[Work instructions]:
Copy each line from the entries that the word "Camera" appears in.
--- START ---
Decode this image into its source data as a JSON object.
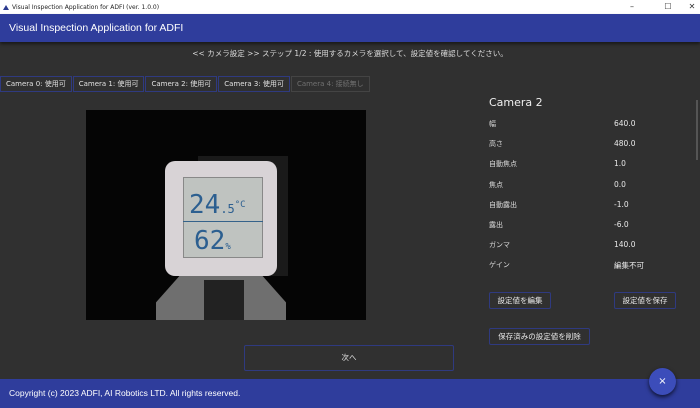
{
  "window": {
    "title": "Visual Inspection Application for ADFI (ver. 1.0.0)",
    "minimize": "–",
    "maximize": "☐",
    "close": "✕"
  },
  "appbar": {
    "title": "Visual Inspection Application for ADFI"
  },
  "instruction": "<< カメラ設定 >> ステップ 1/2 : 使用するカメラを選択して、設定値を確認してください。",
  "tabs": [
    {
      "label": "Camera 0: 使用可",
      "enabled": true
    },
    {
      "label": "Camera 1: 使用可",
      "enabled": true
    },
    {
      "label": "Camera 2: 使用可",
      "enabled": true
    },
    {
      "label": "Camera 3: 使用可",
      "enabled": true
    },
    {
      "label": "Camera 4: 接続無し",
      "enabled": false
    }
  ],
  "preview": {
    "temperature": "24",
    "temperature_decimal": ".5",
    "temperature_unit": "°C",
    "humidity": "62",
    "humidity_unit": "%"
  },
  "panel": {
    "title": "Camera 2",
    "settings": [
      {
        "label": "幅",
        "value": "640.0"
      },
      {
        "label": "高さ",
        "value": "480.0"
      },
      {
        "label": "自動焦点",
        "value": "1.0"
      },
      {
        "label": "焦点",
        "value": "0.0"
      },
      {
        "label": "自動露出",
        "value": "-1.0"
      },
      {
        "label": "露出",
        "value": "-6.0"
      },
      {
        "label": "ガンマ",
        "value": "140.0"
      },
      {
        "label": "ゲイン",
        "value": "編集不可"
      }
    ],
    "edit_button": "設定値を編集",
    "save_button": "設定値を保存",
    "delete_button": "保存済みの設定値を削除"
  },
  "next_button": "次へ",
  "footer": "Copyright (c) 2023 ADFI, AI Robotics LTD. All rights reserved.",
  "fab_icon": "close-icon",
  "fab_label": "×",
  "colors": {
    "primary": "#2f3d9c",
    "background": "#303030",
    "fab": "#3c4dba"
  }
}
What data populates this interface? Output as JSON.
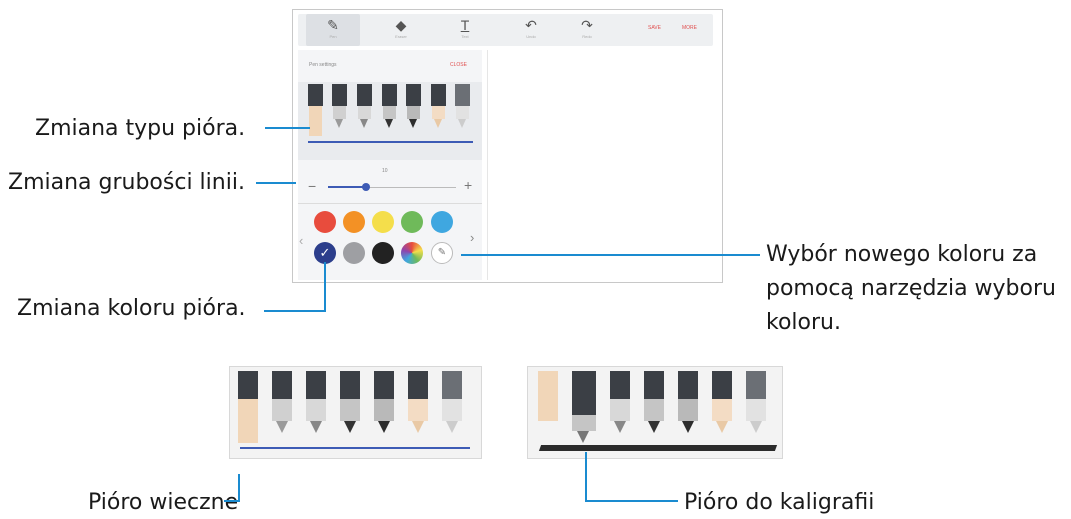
{
  "callouts": {
    "pen_type": "Zmiana typu pióra.",
    "line_thickness": "Zmiana grubości linii.",
    "pen_color": "Zmiana koloru pióra.",
    "new_color_line1": "Wybór nowego koloru za",
    "new_color_line2": "pomocą narzędzia wyboru",
    "new_color_line3": "koloru.",
    "fountain_pen": "Pióro wieczne",
    "calligraphy_pen": "Pióro do kaligrafii"
  },
  "toolbar": {
    "items": [
      {
        "icon": "pen-icon",
        "label": "Pen"
      },
      {
        "icon": "eraser-icon",
        "label": "Eraser"
      },
      {
        "icon": "text-icon",
        "label": "Text"
      },
      {
        "icon": "undo-icon",
        "label": "Undo"
      },
      {
        "icon": "redo-icon",
        "label": "Redo"
      }
    ],
    "save_label": "SAVE",
    "more_label": "MORE"
  },
  "pen_settings": {
    "title": "Pen settings",
    "action": "CLOSE",
    "thickness_value": "10",
    "thickness_level": 0.3,
    "minus": "−",
    "plus": "+"
  },
  "colors": {
    "row1": [
      "#e84c3d",
      "#f39125",
      "#f4de4b",
      "#6fba5a",
      "#3fa7e0"
    ],
    "row2": [
      "#2c3e8c",
      "#9e9fa3",
      "#222222"
    ],
    "selected": "#2c3e8c",
    "accent_line": "#1a8bd0"
  }
}
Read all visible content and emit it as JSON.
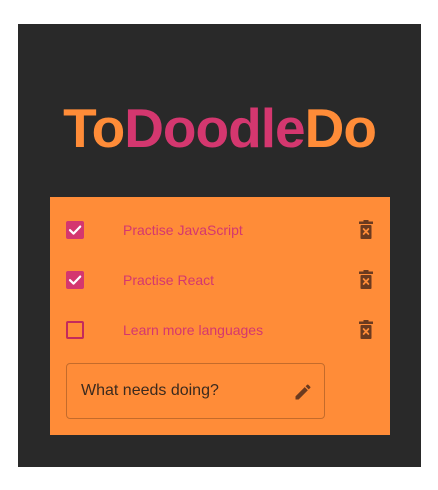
{
  "app": {
    "title_parts": {
      "first": "To",
      "middle": "Doodle",
      "last": "Do"
    }
  },
  "todos": [
    {
      "label": "Practise JavaScript",
      "checked": true
    },
    {
      "label": "Practise React",
      "checked": true
    },
    {
      "label": "Learn more languages",
      "checked": false
    }
  ],
  "new_todo": {
    "placeholder": "What needs doing?",
    "value": ""
  },
  "icons": {
    "checkbox_checked": "check-icon",
    "delete": "trash-icon",
    "edit": "pencil-icon"
  },
  "colors": {
    "background": "#292929",
    "card": "#ff8c38",
    "accent_pink": "#d4376f",
    "accent_orange": "#ff8c38",
    "icon_dark": "#6b3a1f"
  }
}
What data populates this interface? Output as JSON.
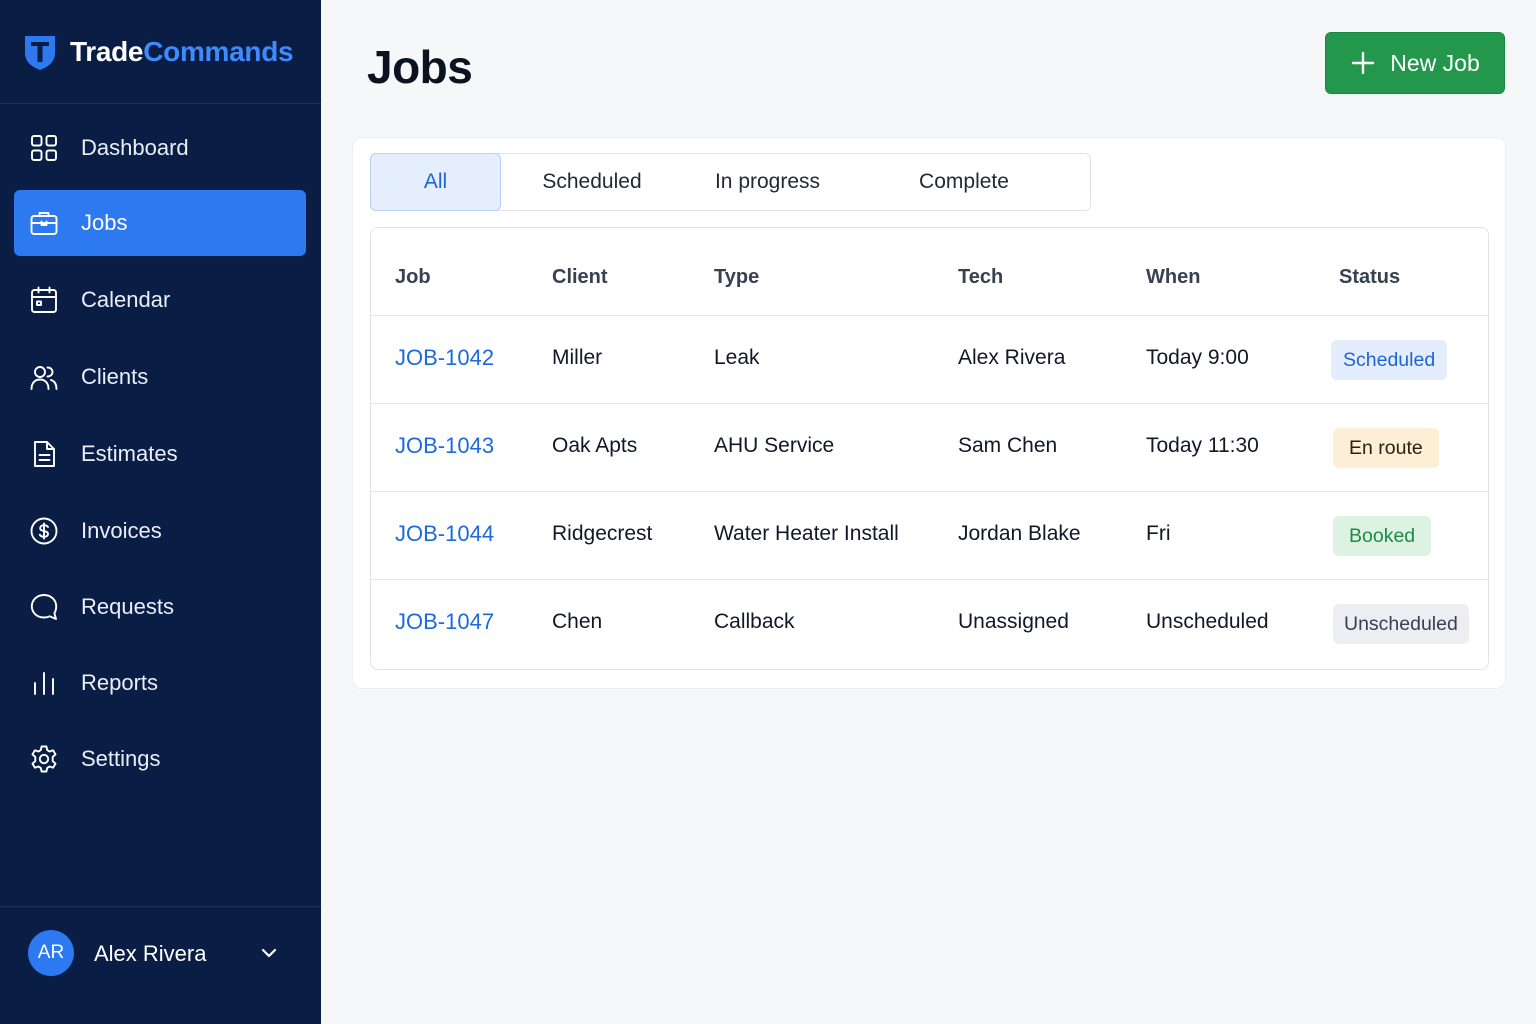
{
  "brand": {
    "part1": "Trade",
    "part2": "Commands"
  },
  "nav": {
    "items": [
      {
        "label": "Dashboard",
        "icon": "dashboard-icon",
        "active": false
      },
      {
        "label": "Jobs",
        "icon": "briefcase-icon",
        "active": true
      },
      {
        "label": "Calendar",
        "icon": "calendar-icon",
        "active": false
      },
      {
        "label": "Clients",
        "icon": "users-icon",
        "active": false
      },
      {
        "label": "Estimates",
        "icon": "document-icon",
        "active": false
      },
      {
        "label": "Invoices",
        "icon": "dollar-icon",
        "active": false
      },
      {
        "label": "Requests",
        "icon": "chat-icon",
        "active": false
      },
      {
        "label": "Reports",
        "icon": "bar-chart-icon",
        "active": false
      },
      {
        "label": "Settings",
        "icon": "gear-icon",
        "active": false
      }
    ]
  },
  "user": {
    "initials": "AR",
    "name": "Alex Rivera"
  },
  "header": {
    "title": "Jobs",
    "new_job_label": "New Job"
  },
  "tabs": [
    {
      "label": "All",
      "active": true
    },
    {
      "label": "Scheduled",
      "active": false
    },
    {
      "label": "In progress",
      "active": false
    },
    {
      "label": "Complete",
      "active": false
    }
  ],
  "table": {
    "columns": [
      "Job",
      "Client",
      "Type",
      "Tech",
      "When",
      "Status"
    ],
    "rows": [
      {
        "job": "JOB-1042",
        "client": "Miller",
        "type": "Leak",
        "tech": "Alex Rivera",
        "when": "Today 9:00",
        "status": "Scheduled"
      },
      {
        "job": "JOB-1043",
        "client": "Oak Apts",
        "type": "AHU Service",
        "tech": "Sam Chen",
        "when": "Today 11:30",
        "status": "En route"
      },
      {
        "job": "JOB-1044",
        "client": "Ridgecrest",
        "type": "Water Heater Install",
        "tech": "Jordan Blake",
        "when": "Fri",
        "status": "Booked"
      },
      {
        "job": "JOB-1047",
        "client": "Chen",
        "type": "Callback",
        "tech": "Unassigned",
        "when": "Unscheduled",
        "status": "Unscheduled"
      }
    ]
  },
  "colors": {
    "sidebar_bg": "#0a1e45",
    "accent_blue": "#2c79f0",
    "primary_green": "#23984d",
    "link_blue": "#1d6ae0",
    "status_scheduled": {
      "bg": "#e3edfb",
      "fg": "#2064d4"
    },
    "status_en_route": {
      "bg": "#fcefd6",
      "fg": "#2a2113"
    },
    "status_booked": {
      "bg": "#dcf2e2",
      "fg": "#1f8a45"
    },
    "status_unscheduled": {
      "bg": "#eceef2",
      "fg": "#374151"
    }
  }
}
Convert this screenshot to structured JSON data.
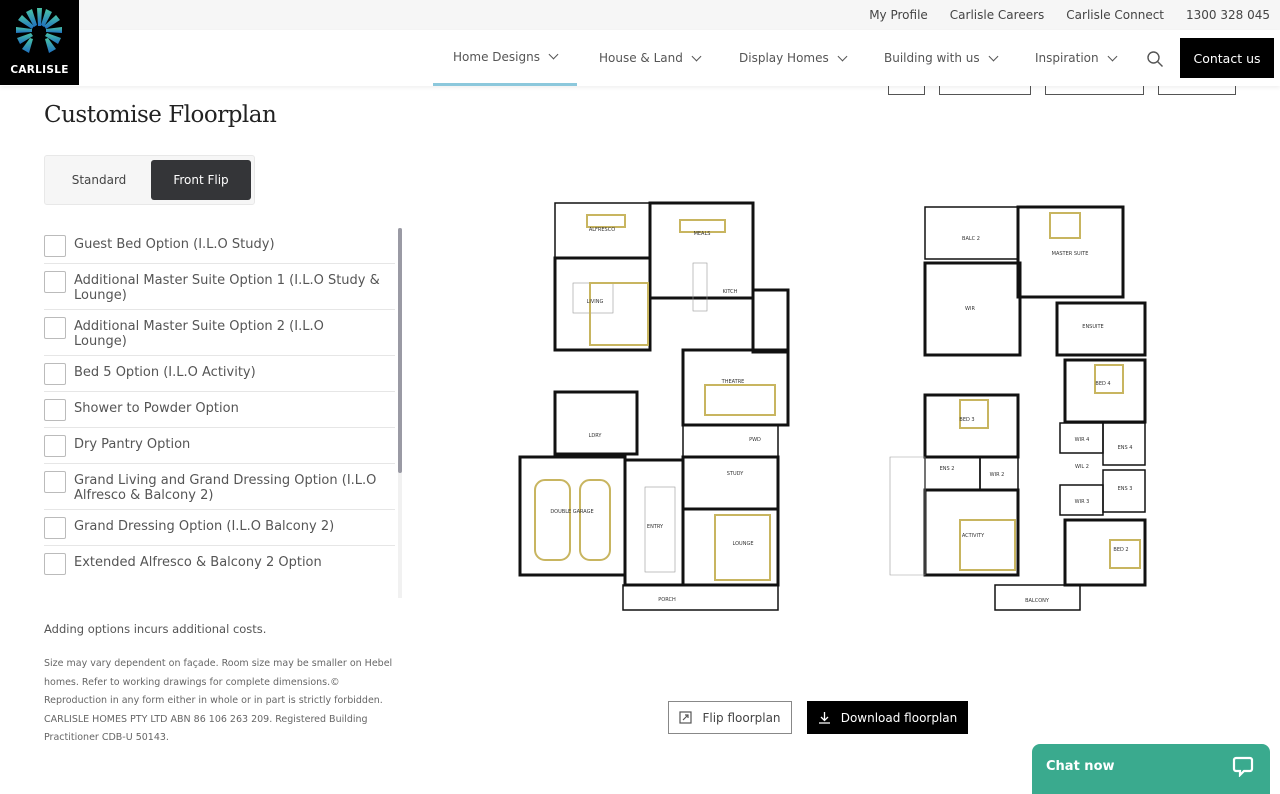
{
  "brand": {
    "name": "CARLISLE",
    "colors": {
      "logo_bg": "#000000",
      "accent": "#8cc8dc",
      "chat": "#3aaa8e",
      "active_toggle": "#343538"
    }
  },
  "topbar": {
    "links": [
      "My Profile",
      "Carlisle Careers",
      "Carlisle Connect",
      "1300 328 045"
    ]
  },
  "nav": {
    "items": [
      {
        "label": "Home Designs",
        "active": true
      },
      {
        "label": "House & Land"
      },
      {
        "label": "Display Homes"
      },
      {
        "label": "Building with us"
      },
      {
        "label": "Inspiration"
      }
    ],
    "search_icon": "search-icon",
    "contact": "Contact us"
  },
  "page": {
    "title": "Customise Floorplan"
  },
  "toggle": {
    "options": [
      "Standard",
      "Front Flip"
    ],
    "selected": "Front Flip"
  },
  "options": [
    {
      "label": "Guest Bed Option (I.L.O Study)",
      "checked": false
    },
    {
      "label": "Additional Master Suite Option 1 (I.L.O Study & Lounge)",
      "checked": false
    },
    {
      "label": "Additional Master Suite Option 2 (I.L.O Lounge)",
      "checked": false
    },
    {
      "label": "Bed 5 Option (I.L.O Activity)",
      "checked": false
    },
    {
      "label": "Shower to Powder Option",
      "checked": false
    },
    {
      "label": "Dry Pantry Option",
      "checked": false
    },
    {
      "label": "Grand Living and Grand Dressing Option (I.L.O Alfresco & Balcony 2)",
      "checked": false
    },
    {
      "label": "Grand Dressing Option (I.L.O Balcony 2)",
      "checked": false
    },
    {
      "label": "Extended Alfresco & Balcony 2 Option",
      "checked": false
    }
  ],
  "notes": {
    "costs": "Adding options incurs additional costs.",
    "disclaimer": "Size may vary dependent on façade. Room size may be smaller on Hebel homes. Refer to working drawings for complete dimensions.© Reproduction in any form either in whole or in part is strictly forbidden. CARLISLE HOMES PTY LTD ABN 86 106 263 209. Registered Building Practitioner CDB-U 50143."
  },
  "floorplan": {
    "ground": [
      "ALFRESCO",
      "MEALS",
      "KITCH",
      "LIVING",
      "THEATRE",
      "LDRY",
      "PWD",
      "STUDY",
      "ENTRY",
      "LOUNGE",
      "DOUBLE GARAGE",
      "PORCH"
    ],
    "upper": [
      "BALC 2",
      "MASTER SUITE",
      "WIR",
      "ENSUITE",
      "BED 4",
      "BED 3",
      "ENS 2",
      "WIR 2",
      "WIR 4",
      "ENS 4",
      "WIL 2",
      "ENS 3",
      "WIR 3",
      "ACTIVITY",
      "BED 2",
      "BALCONY"
    ]
  },
  "actions": {
    "flip": "Flip floorplan",
    "download": "Download floorplan"
  },
  "chat": {
    "label": "Chat now"
  }
}
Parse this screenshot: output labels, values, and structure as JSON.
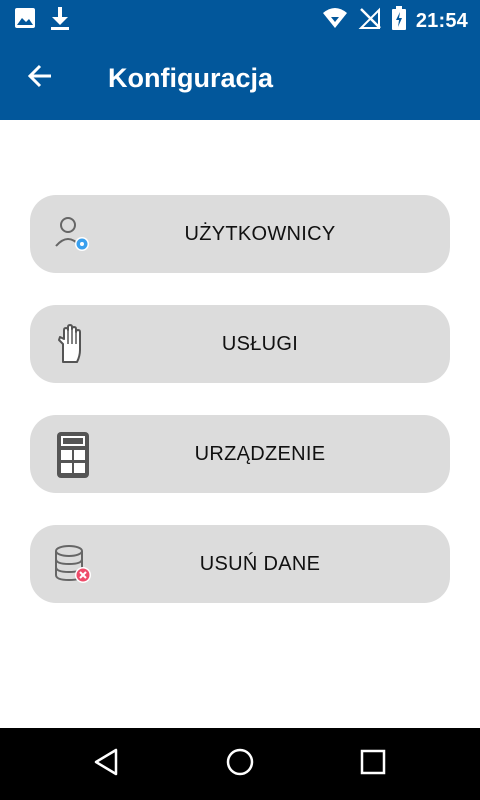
{
  "status_bar": {
    "time": "21:54",
    "icons": [
      "image-icon",
      "download-icon",
      "wifi-icon",
      "no-signal-icon",
      "battery-charging-icon"
    ]
  },
  "app_bar": {
    "back_icon": "arrow-back-icon",
    "title": "Konfiguracja",
    "background_color": "#02579b"
  },
  "menu": {
    "items": [
      {
        "label": "UŻYTKOWNICY",
        "icon": "user-settings-icon"
      },
      {
        "label": "USŁUGI",
        "icon": "hand-icon"
      },
      {
        "label": "URZĄDZENIE",
        "icon": "terminal-device-icon"
      },
      {
        "label": "USUŃ DANE",
        "icon": "delete-data-icon"
      }
    ]
  },
  "nav_bar": {
    "icons": [
      "nav-back-icon",
      "nav-home-icon",
      "nav-recents-icon"
    ]
  }
}
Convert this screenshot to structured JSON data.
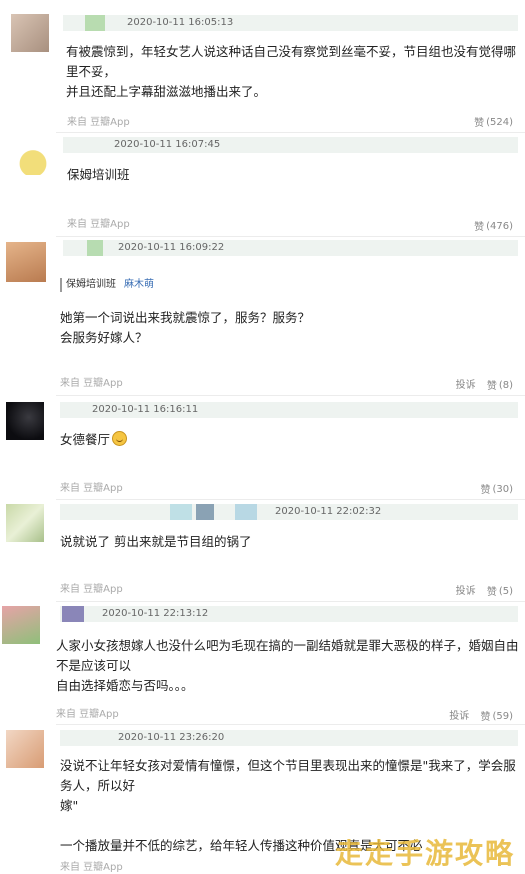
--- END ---
[Your solution]:
      "label": "Camera 0: 使用可",
      "label": "Camera 1: 使用可",
      "label": "Camera 2: 使用可",
      "label": "Camera 3: 使用可",
      "label": "Camera 4: 接続無し",
    "title": "Camera 2",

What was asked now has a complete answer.